Buffalo was once the booming Queen City of the Great Lakes as the nation's largest inland port. Lake and canal ships flocked the inner and outer harbors. Some described it as another city on the lake, with thousands of lights flickering on the waters of Lake Erie.
Along with numerous boats and barges, came large passenger steam ships, many manufactured in Buffalo, docking at the city's bustling waterfront. Steam ships like the Canadiana (far left in entry photo), traveled to many destinations, primarily connecting downtown Buffalo and Canada, including Crystal Beach Amusement Park.
So what happened to these gorgeous ships that once transported thousands and graced our city's waterfront? The Canadiana, manufactured in Buffalo in 1910, after ceasing operation in the 1980's, floated throughout much of the Great Lakes carelessly, with little hope of any future.
The ship went from Port Colborne to Cleveland where it finally sunk in the Cayuhoga River. It was later raised and towed back to Buffalo and dismantled on the outer harbor, which brings us to today, where all we have left is the old wheel house now held in storage. The Canadiana has died, but survived a 94-year-old life.
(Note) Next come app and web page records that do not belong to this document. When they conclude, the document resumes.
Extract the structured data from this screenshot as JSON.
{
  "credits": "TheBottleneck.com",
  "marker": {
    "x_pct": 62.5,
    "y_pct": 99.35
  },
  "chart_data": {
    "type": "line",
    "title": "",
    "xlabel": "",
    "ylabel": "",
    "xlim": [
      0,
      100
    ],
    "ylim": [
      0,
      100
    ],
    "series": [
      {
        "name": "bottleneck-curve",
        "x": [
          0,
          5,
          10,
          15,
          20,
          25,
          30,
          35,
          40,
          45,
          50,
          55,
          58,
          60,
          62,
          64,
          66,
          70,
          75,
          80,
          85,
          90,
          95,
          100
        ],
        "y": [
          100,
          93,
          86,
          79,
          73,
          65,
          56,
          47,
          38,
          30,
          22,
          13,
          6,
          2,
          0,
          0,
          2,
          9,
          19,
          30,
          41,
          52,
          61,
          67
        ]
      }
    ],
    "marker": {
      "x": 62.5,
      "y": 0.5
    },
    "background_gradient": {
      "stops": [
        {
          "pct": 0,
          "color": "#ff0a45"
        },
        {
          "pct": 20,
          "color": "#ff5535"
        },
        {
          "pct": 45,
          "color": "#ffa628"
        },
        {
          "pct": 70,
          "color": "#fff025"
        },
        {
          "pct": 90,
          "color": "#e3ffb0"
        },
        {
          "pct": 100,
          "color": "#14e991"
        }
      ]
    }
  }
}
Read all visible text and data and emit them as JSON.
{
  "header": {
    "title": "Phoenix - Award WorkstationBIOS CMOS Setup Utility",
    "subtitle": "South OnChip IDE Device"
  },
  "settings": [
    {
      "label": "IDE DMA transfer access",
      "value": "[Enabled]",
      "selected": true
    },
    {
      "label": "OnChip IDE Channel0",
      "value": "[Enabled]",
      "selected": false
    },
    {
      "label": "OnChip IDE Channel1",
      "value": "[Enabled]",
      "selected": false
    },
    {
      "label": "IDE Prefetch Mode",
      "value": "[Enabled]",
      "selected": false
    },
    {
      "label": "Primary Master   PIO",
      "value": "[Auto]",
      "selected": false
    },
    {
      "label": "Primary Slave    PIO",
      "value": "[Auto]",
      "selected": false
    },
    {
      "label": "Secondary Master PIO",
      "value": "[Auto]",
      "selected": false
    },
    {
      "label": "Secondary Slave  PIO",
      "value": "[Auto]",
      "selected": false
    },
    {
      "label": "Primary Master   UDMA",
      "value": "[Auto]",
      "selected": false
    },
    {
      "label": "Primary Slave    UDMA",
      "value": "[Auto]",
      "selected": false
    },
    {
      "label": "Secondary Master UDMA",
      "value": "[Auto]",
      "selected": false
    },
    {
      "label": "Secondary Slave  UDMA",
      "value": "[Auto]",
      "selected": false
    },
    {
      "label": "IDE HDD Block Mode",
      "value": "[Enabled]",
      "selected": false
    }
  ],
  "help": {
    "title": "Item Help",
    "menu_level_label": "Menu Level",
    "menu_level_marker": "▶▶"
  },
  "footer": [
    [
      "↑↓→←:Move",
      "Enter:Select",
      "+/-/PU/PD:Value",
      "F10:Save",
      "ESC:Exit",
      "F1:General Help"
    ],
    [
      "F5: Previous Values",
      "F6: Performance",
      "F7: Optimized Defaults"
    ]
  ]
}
Some images from FixBuffalo of the remains of the wheel house taken shortly after dismantling:
The plans to restore the boat were quite interesting
. They included: A major tourist attraction complete with an official Maritime Museum, a nautical restaurant, live theater playhouse, adjunct to a new convention center, a jewel of a restored harborfront setting, capable of weddings, receptions, and banquets with a setting for turn-of-the-century movies, along with many other types of interests, while being a cruise passenger ship with three hour intervals between dockings.
Unfortunately, full-funding for restoring ship was not secured. Things along the waterfront are looking brighter despite the death of the Canadiana and other historic Buffalo passenger ships. Waterfront plans are finally starting to advance. The Inner Harbor is becoming a major attraction where CanalSide
is expected to be open by May 2011.
The outer harbor still screams for development, but is showing aesthetic and access improvements. A new plan for the prime property is expected in the coming years, acting as another phase of waterfront development after CanalSide is complete. What does this mean for Buffalo cruise ships? Well, it may be time to raise awareness and work to bring back larger cruise ships. If the Canadiana were mothballed instead of scrapped, it may have a better shot today for restoration than a decade ago. The current Miss Buffalo and Spirit of Buffalo are a good start, but there may be a market for more.